FROM THE OFFICE OF THE GOVERNOR
Gov. Michelle Lujan Grisham on Tuesday announced a new member of the state Cabinet, Barbara J. Vigil, recently retired senior justice of the New Mexico Supreme Court and long-time advocate for juvenile justice reform, as secretary of the Children, Youth and Families Department.
Vigil will relieve Sec. Brian Blalock, who is stepping down this month to support his wife’s pursuit of new work opportunities in California.
“I’m incredibly excited to announce this transition in leadership. Justice Vigil is a tremendously talented, incisive and well-respected public servant who has a depth and breadth of experience few in our state can match,” said Gov. Lujan Grisham. “We are lucky to have her, and I’m very grateful to her for her willingness to step back into the arena and take on a challenging opportunity for the benefit of children and families of New Mexico.”
Vigil, 62, has worked as a judge and lawyer in New Mexico for more than three decades, in that time ascending to the state’s highest court and earning the respect of colleagues in the legal community and in public service more broadly for her diligence, dedication and breadth of experience. Elected to the New Mexico Supreme Court in 2012, she served with distinction for almost 9 full years, including a stint as Chief Justice, before her retirement in June. Prior to serving on the high court, she was a judge in the First Judicial District Court beginning in 2000, presiding over more than 16,000 cases over 12 years and playing an instrumental role in the establishment of juvenile justice boards — which serve as a vehicle for the receipt of state and federal resources to create and sustain many critical social programs for at-risk youth.

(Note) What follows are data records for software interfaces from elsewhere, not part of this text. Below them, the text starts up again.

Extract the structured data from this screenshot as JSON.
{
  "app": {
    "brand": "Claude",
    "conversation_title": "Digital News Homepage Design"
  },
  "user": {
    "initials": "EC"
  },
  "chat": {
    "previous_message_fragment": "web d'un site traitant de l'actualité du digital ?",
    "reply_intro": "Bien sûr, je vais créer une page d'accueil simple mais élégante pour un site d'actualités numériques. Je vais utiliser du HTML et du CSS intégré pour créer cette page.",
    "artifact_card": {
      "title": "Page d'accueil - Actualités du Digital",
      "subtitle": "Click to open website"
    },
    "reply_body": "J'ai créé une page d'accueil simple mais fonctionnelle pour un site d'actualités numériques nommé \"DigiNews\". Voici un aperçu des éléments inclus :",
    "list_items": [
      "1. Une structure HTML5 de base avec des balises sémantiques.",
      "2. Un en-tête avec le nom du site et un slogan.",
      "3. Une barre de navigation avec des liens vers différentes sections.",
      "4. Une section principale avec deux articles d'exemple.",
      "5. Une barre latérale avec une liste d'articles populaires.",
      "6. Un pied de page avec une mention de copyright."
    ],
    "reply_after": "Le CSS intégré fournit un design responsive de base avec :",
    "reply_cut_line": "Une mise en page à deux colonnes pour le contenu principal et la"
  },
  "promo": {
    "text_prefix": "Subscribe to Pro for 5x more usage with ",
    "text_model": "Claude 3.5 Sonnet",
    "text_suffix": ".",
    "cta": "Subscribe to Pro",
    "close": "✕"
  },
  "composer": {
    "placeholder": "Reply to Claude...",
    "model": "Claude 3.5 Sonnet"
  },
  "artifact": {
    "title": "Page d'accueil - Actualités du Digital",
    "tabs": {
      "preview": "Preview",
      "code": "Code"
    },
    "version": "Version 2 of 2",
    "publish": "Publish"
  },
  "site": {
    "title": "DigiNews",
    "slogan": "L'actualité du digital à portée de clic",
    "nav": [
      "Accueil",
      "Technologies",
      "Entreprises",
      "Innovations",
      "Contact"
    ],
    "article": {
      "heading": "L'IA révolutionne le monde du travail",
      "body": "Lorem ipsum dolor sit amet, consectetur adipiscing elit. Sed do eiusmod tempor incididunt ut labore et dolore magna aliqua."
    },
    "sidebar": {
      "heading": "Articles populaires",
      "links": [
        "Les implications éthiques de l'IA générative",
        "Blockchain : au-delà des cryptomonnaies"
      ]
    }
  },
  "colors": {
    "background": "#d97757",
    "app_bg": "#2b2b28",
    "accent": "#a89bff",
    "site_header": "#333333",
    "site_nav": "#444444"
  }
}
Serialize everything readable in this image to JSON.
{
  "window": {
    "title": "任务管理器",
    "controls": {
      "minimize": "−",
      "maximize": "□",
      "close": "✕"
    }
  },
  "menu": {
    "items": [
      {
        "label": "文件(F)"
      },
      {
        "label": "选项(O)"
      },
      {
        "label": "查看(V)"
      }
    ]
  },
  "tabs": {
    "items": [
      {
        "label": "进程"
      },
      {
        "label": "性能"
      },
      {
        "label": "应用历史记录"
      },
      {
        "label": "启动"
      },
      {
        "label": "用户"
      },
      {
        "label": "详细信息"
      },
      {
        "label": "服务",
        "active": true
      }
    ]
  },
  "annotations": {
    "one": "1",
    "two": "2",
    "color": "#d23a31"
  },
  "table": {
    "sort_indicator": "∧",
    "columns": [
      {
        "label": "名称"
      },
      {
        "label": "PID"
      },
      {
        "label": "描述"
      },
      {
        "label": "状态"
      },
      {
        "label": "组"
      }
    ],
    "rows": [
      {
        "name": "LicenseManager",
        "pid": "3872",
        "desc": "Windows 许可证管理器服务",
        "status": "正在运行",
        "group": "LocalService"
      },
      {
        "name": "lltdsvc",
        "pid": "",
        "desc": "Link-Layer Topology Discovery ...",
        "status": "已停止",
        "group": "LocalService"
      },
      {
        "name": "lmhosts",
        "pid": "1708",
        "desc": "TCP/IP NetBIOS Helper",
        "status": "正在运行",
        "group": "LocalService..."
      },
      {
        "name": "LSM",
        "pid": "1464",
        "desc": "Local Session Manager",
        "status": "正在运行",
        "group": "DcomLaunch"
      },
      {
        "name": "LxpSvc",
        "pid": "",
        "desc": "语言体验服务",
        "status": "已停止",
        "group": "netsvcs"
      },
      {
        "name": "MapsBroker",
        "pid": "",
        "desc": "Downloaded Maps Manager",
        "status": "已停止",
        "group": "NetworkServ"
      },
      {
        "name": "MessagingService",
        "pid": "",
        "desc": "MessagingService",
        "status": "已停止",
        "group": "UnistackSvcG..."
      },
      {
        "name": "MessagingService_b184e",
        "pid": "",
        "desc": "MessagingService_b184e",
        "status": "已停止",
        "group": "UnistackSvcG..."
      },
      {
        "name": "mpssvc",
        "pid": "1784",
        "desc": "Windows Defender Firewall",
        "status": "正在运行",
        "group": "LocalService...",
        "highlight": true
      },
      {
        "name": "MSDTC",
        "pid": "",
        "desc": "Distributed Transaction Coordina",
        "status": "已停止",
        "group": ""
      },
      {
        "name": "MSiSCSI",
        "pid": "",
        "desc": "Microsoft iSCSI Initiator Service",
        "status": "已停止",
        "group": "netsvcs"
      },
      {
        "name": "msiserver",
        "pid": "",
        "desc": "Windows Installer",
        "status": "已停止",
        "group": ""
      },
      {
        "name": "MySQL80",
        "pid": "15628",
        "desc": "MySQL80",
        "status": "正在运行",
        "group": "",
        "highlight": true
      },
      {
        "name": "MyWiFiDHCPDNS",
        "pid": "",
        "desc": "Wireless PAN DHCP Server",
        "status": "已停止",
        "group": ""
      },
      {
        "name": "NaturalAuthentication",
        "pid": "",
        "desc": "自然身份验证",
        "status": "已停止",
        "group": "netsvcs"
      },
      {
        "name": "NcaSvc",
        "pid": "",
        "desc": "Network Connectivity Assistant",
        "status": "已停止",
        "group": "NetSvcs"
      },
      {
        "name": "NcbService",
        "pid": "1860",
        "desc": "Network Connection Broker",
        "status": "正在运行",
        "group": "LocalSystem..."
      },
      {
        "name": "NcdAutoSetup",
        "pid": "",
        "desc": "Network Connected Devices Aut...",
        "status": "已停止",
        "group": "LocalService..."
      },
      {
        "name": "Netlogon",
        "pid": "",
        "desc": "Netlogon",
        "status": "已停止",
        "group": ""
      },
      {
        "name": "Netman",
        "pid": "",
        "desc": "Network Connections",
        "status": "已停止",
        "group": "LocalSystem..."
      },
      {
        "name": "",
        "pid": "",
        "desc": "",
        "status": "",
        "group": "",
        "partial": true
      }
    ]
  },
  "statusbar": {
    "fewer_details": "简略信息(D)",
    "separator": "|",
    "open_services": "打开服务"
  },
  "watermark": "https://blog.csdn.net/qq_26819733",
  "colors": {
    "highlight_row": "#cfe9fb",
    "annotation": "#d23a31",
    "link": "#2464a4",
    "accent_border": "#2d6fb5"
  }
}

She also presided over Children’s Court for a decade, advocating for improved systems to meet the critical needs of New Mexico children and families. Before her time as a judge, Vigil worked in private practice. She earned a degree in accounting from New Mexico State University and her law degree from the University of New Mexico.
“I’m deeply humbled to have this incredible opportunity to continue serving our state,” Vigil said. “Throughout my career I have tried to be a passionate advocate for the children and families of New Mexico. There is so much need. And the systems that serve them, as we all know, do not always meet those needs. I have observed first-hand in my professional career where those breakdowns occur, and I know we are capable, as a state, of marshaling the critical resources and compassion to create an environment where children and families have what they need to lead safe, happy, healthy lives. I’m grateful to the governor for her confidence in me, and I very much look forward to taking on this new and exciting leadership role.”
Blalock has served as secretary since the outset of the Lujan Grisham administration, during which time the department drastically reduced its investigatory backlog, focusing on the successful completion of timely and high-quality investigations to ensure child safety and wellbeing. Among other initiatives, Blalock and CYFD implemented new safety measures to prevent child fatalities and put in place new protocols that resulted in a significant increase in kinship care, prioritizing keeping children with family or tribal community members whenever safe and feasible to do so. Under his leadership, CYFD worked through the challenging circumstances of the pandemic to provide food, housing, and mental health services to New Mexicans across the state, delivering more than 2.6 million pounds of food and providing more than 47,000 nights of shelter all across New Mexico.
CYFD on Monday published a progress and impact report highlighting the agency’s work as well as a Fiscal Year 2021 “360 Report” drilling down to the county level on some of the data referenced in the progress and impact report.
“I’m honored to have had the chance to serve the families and children of New Mexico,” said Blalock. “In close to three years, we have built structures and processes to turn CYFD around and made real progress in rebuilding the children’s behavioral health delivery system, increasing placement stability for our youth in care by prioritizing relatives and in-state community homes and establishing new safety measures so our child welfare system is intervening at the right time and in the right ways. The result is a CYFD that is better supporting children and families and increasing their safety and overall well-being. While I have loved my time and work in New Mexico, the pandemic has made it clear to me the importance of being close to family. My wife has an incredible career opportunity to go back and lead the advocacy organization where she first started her career and to be closer to our family, and I will be there to support her. I know the diligent workers of CYFD will continue to make incredible efforts day in and day out for the benefit of this state.”
“When Brian agreed to take this role, my expectation and hope was that an expert set of eyes from outside of our system would be the right ingredient to help move the ball forward for New Mexico children and families,” the governor said. “He inherited an agency in disarray, with employees who had been sidelined and discouraged by an administration that did not prioritize or support this essential work. Under his leadership the agency has made progress and implemented productive policies. I think we are in a great position, with CYFD, to build on the past two and a half years and move forward. I’m grateful to Secretary Blalock for his contributions to our state.”
Vigil is scheduled to begin work as secretary Oct. 1. Mariana Padilla, director of the state Children’s Cabinet, will serve as interim CYFD secretary after Blalock’s departure.